Exercise aim: Output each record exactly, excluding pictures.

(Data to use begins)

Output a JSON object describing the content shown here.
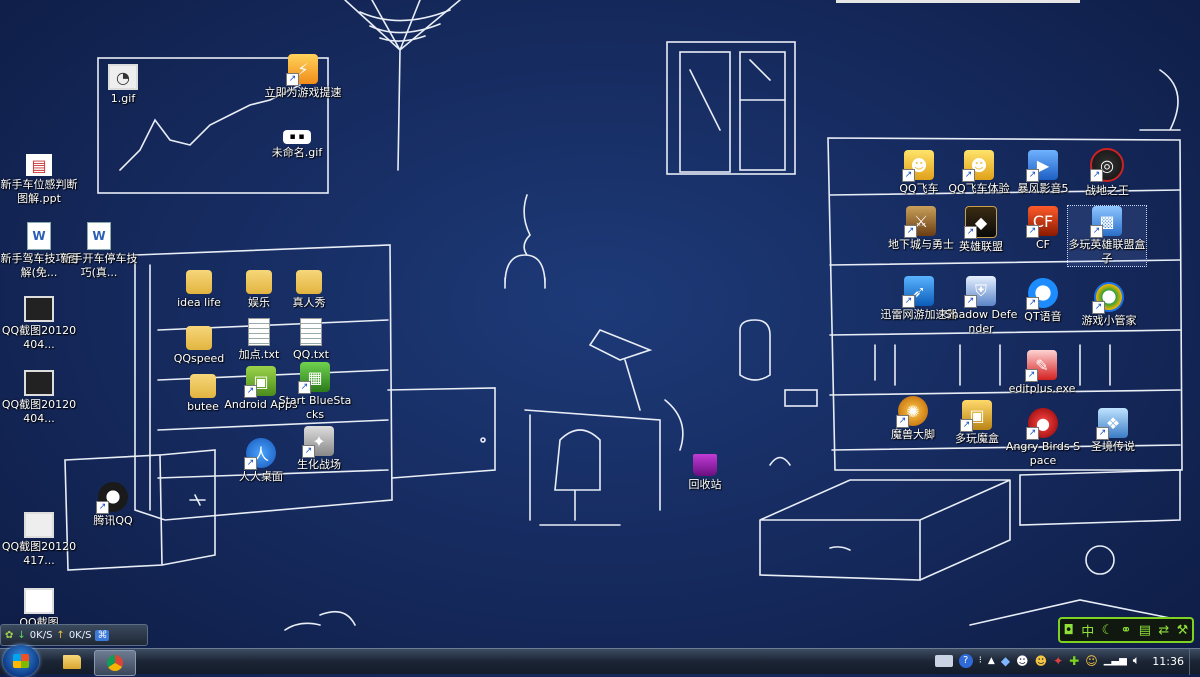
{
  "desktop_icons": {
    "gif_1": "1.gif",
    "game_accel": "立即为游戏提速",
    "unnamed_gif": "未命名.gif",
    "ppt_file": "新手车位感判断图解.ppt",
    "doc_drive": "新手驾车技巧图解(免...",
    "doc_park": "新手开车停车技巧(真...",
    "qq_shot_1": "QQ截图20120404...",
    "qq_shot_2": "QQ截图20120404...",
    "qq_shot_3": "QQ截图20120417...",
    "qq_shot_4": "QQ截图",
    "tencent_qq": "腾讯QQ",
    "idea_life": "idea life",
    "yule": "娱乐",
    "zhenrenxiu": "真人秀",
    "qqspeed": "QQspeed",
    "jiadian": "加点.txt",
    "qq_txt": "QQ.txt",
    "butee": "butee",
    "android_apps": "Android Apps",
    "bluestacks": "Start BlueStacks",
    "renren": "人人桌面",
    "shenghua": "生化战场",
    "qq_feiche": "QQ飞车",
    "qq_feiche_tiyan": "QQ飞车体验",
    "baofeng": "暴风影音5",
    "zhandi": "战地之王",
    "dnf": "地下城与勇士",
    "lol": "英雄联盟",
    "cf": "CF",
    "duowan_box": "多玩英雄联盟盒子",
    "xunlei_accel": "迅雷网游加速器",
    "shadow_defender": "Shadow Defender",
    "yy_voice": "QT语音",
    "game_butler": "游戏小管家",
    "editplus": "editplus.exe",
    "moshou": "魔兽大脚",
    "duowan_mohe": "多玩魔盒",
    "angry_birds": "Angry Birds Space",
    "shengjing": "圣境传说",
    "recycle_bin": "回收站"
  },
  "speed_widget": {
    "down": "0K/S",
    "up": "0K/S"
  },
  "taskbar": {
    "clock": "11:36"
  },
  "colors": {
    "wallpaper": "#15285a",
    "chalk": "#e8edf6",
    "gadget_accent": "#7ed321"
  }
}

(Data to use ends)

Exercise solution:
Output a JSON object describing the content shown here.
{
  "desktop_icons": {
    "gif_1": "1.gif",
    "game_accel": "立即为游戏提速",
    "unnamed_gif": "未命名.gif",
    "ppt_file": "新手车位感判断图解.ppt",
    "doc_drive": "新手驾车技巧图解(免...",
    "doc_park": "新手开车停车技巧(真...",
    "qq_shot_1": "QQ截图20120404...",
    "qq_shot_2": "QQ截图20120404...",
    "qq_shot_3": "QQ截图20120417...",
    "qq_shot_4": "QQ截图",
    "tencent_qq": "腾讯QQ",
    "idea_life": "idea life",
    "yule": "娱乐",
    "zhenrenxiu": "真人秀",
    "qqspeed": "QQspeed",
    "jiadian": "加点.txt",
    "qq_txt": "QQ.txt",
    "butee": "butee",
    "android_apps": "Android Apps",
    "bluestacks": "Start BlueStacks",
    "renren": "人人桌面",
    "shenghua": "生化战场",
    "qq_feiche": "QQ飞车",
    "qq_feiche_tiyan": "QQ飞车体验",
    "baofeng": "暴风影音5",
    "zhandi": "战地之王",
    "dnf": "地下城与勇士",
    "lol": "英雄联盟",
    "cf": "CF",
    "duowan_box": "多玩英雄联盟盒子",
    "xunlei_accel": "迅雷网游加速器",
    "shadow_defender": "Shadow Defender",
    "yy_voice": "QT语音",
    "game_butler": "游戏小管家",
    "editplus": "editplus.exe",
    "moshou": "魔兽大脚",
    "duowan_mohe": "多玩魔盒",
    "angry_birds": "Angry Birds Space",
    "shengjing": "圣境传说",
    "recycle_bin": "回收站"
  },
  "speed_widget": {
    "down": "0K/S",
    "up": "0K/S"
  },
  "taskbar": {
    "clock": "11:36"
  },
  "colors": {
    "wallpaper": "#15285a",
    "chalk": "#e8edf6",
    "gadget_accent": "#7ed321"
  }
}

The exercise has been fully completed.